At all times Mary Curzon was aware of her public role as Vicereine of India, and she was extremely careful to act and dress in a way that was appropriate to her position. Her gender defined her position; in public she was the Raj’s hostess. The Coronation Durbar of 1903 that celebrated King Edward VII and Queen Alexandra as the new Emperor and Empress of India, was the ultimate event for display of her gendered position within the Raj. At this two week event the display of colonial power was pushed to the extreme, with a global audience absorbing vivid celebratory accounts infused with lavish descriptions of ‘Oriental splendour’.
On the night of the Coronation Durbar Ball, Mary Curzon wore a dress that has become iconic and which marked her as an extraordinary leader of style. The ‘Peacock Dress’ reveals her role as a key actor in the spectacle of the Durbar events, wearing a costume carefully designed to work within the setting of display, and to carry messages both to the audience who viewed it first hand in India as well as to a secondary audience who accessed it through the international media.
You can view the Peacock Dress
in the National Trust collection at Kedleston Hall (Derbyshire).
The dress was designed by Jean-Phillippe Worth and was made in his workshops in Paris. The cloth was embroidered in India, with a motif of a peacock feather picked out in hand stitched, coiled metal thread embroidery. The peacock feathers were graded in size, and copper, gold and silver thread embroidery was used to create the textures of the individual peacock feathers. An applied iridescent blue/green beetle wing marked the eye of each of the feathers. Diamanté strings threaded across the bodice and upper arms, lace draped across the décolleté bodice, and glitter strewn rosettes covered the base of the skirt. This was a dress designed to shimmer under electric lights, with the movement of the body.
It is no coincidence that Mary’s celebrated ‘Peacock Dress’ was the most elaborate synthesis possible of ‘western’ and ‘eastern’ design. The exact location where the State Ball took place was in the Red Fort, an audience chamber that had originally housed a peacock throne made for the Shah Jahan in the 17th century, and which, subsequently, was taken from Delhi by Nadir Shah during his invasion of the Mughal Empire in 1739. Mary’s ball dress symbolically replaced the peacock throne on the evening of the ball. In doing so, the legitimacy of the British Raj as the rightful inheritor of the Mughul Empire was stated. By referencing the peacock, Mary embodied religious iconography associated with two of the sub-continent’s great religions: Hinduism and Islam. By wearing the dress, Mary added her own element to the invented tradition of the Durbar, adopting her own symbolic motifs and aesthetic design within an event which, in turn, attempted to incorporate the Indian princes into the Raj by borrowing from the Mughul ceremonial framework.

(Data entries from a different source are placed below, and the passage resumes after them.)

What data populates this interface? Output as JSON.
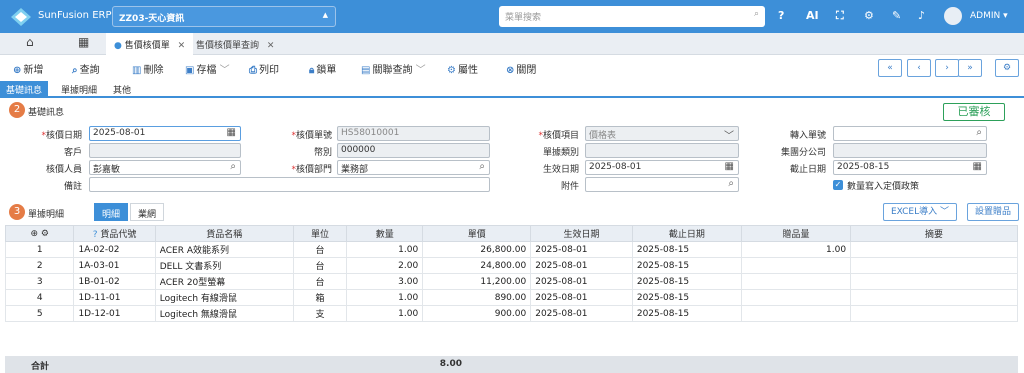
{
  "header": {
    "brand": "SunFusion ERP",
    "company": "ZZ03-天心資訊",
    "search_placeholder": "菜單搜索",
    "user": "ADMIN",
    "icons": [
      "help-icon",
      "ai-icon",
      "fullscreen-icon",
      "gear-icon",
      "theme-icon",
      "bell-icon"
    ]
  },
  "tabs": [
    {
      "label": "售價核價單",
      "active": true
    },
    {
      "label": "售價核價單查詢",
      "active": false
    }
  ],
  "toolbar": {
    "add": "新增",
    "query": "查詢",
    "delete": "刪除",
    "save": "存檔",
    "print": "列印",
    "lock": "鎖單",
    "related": "關聯查詢",
    "props": "屬性",
    "close": "關閉"
  },
  "subtabs": [
    "基礎訊息",
    "單據明細",
    "其他"
  ],
  "section1": {
    "num": "2",
    "title": "基礎訊息",
    "status": "已審核"
  },
  "form": {
    "price_date_label": "核價日期",
    "price_date": "2025-08-01",
    "doc_no_label": "核價單號",
    "doc_no": "HS58010001",
    "item_label": "核價項目",
    "item": "價格表",
    "transfer_label": "轉入單號",
    "transfer": "",
    "customer_label": "客戶",
    "customer": "",
    "currency_label": "幣別",
    "currency": "000000",
    "doc_type_label": "單據類別",
    "doc_type": "",
    "group_label": "集團分公司",
    "group": "",
    "person_label": "核價人員",
    "person": "彭嘉敏",
    "dept_label": "核價部門",
    "dept": "業務部",
    "eff_date_label": "生效日期",
    "eff_date": "2025-08-01",
    "end_date_label": "截止日期",
    "end_date": "2025-08-15",
    "remark_label": "備註",
    "remark": "",
    "attach_label": "附件",
    "attach": "",
    "checkbox_label": "數量寫入定價政策"
  },
  "section2": {
    "num": "3",
    "title": "單據明細",
    "tab_detail": "明細",
    "tab_rules": "業網",
    "excel": "EXCEL導入",
    "gift": "設置贈品"
  },
  "table": {
    "columns": [
      "",
      "貨品代號",
      "貨品名稱",
      "單位",
      "數量",
      "單價",
      "生效日期",
      "截止日期",
      "贈品量",
      "摘要"
    ],
    "rows": [
      [
        "1",
        "1A-02-02",
        "ACER A效能系列",
        "台",
        "1.00",
        "26,800.00",
        "2025-08-01",
        "2025-08-15",
        "1.00",
        ""
      ],
      [
        "2",
        "1A-03-01",
        "DELL 文書系列",
        "台",
        "2.00",
        "24,800.00",
        "2025-08-01",
        "2025-08-15",
        "",
        ""
      ],
      [
        "3",
        "1B-01-02",
        "ACER 20型螢幕",
        "台",
        "3.00",
        "11,200.00",
        "2025-08-01",
        "2025-08-15",
        "",
        ""
      ],
      [
        "4",
        "1D-11-01",
        "Logitech 有線滑鼠",
        "箱",
        "1.00",
        "890.00",
        "2025-08-01",
        "2025-08-15",
        "",
        ""
      ],
      [
        "5",
        "1D-12-01",
        "Logitech 無線滑鼠",
        "支",
        "1.00",
        "900.00",
        "2025-08-01",
        "2025-08-15",
        "",
        ""
      ]
    ],
    "total_label": "合計",
    "total_qty": "8.00"
  },
  "colors": {
    "primary": "#3d8fd8",
    "approved": "#2da05a",
    "badge": "#e57c46"
  }
}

You can watch contemporary coverage of the 1903 Delhi Durbar
on the Colonial Film: Moving Images of the British Empire website (please note that you may not able to view this film on mobile devices).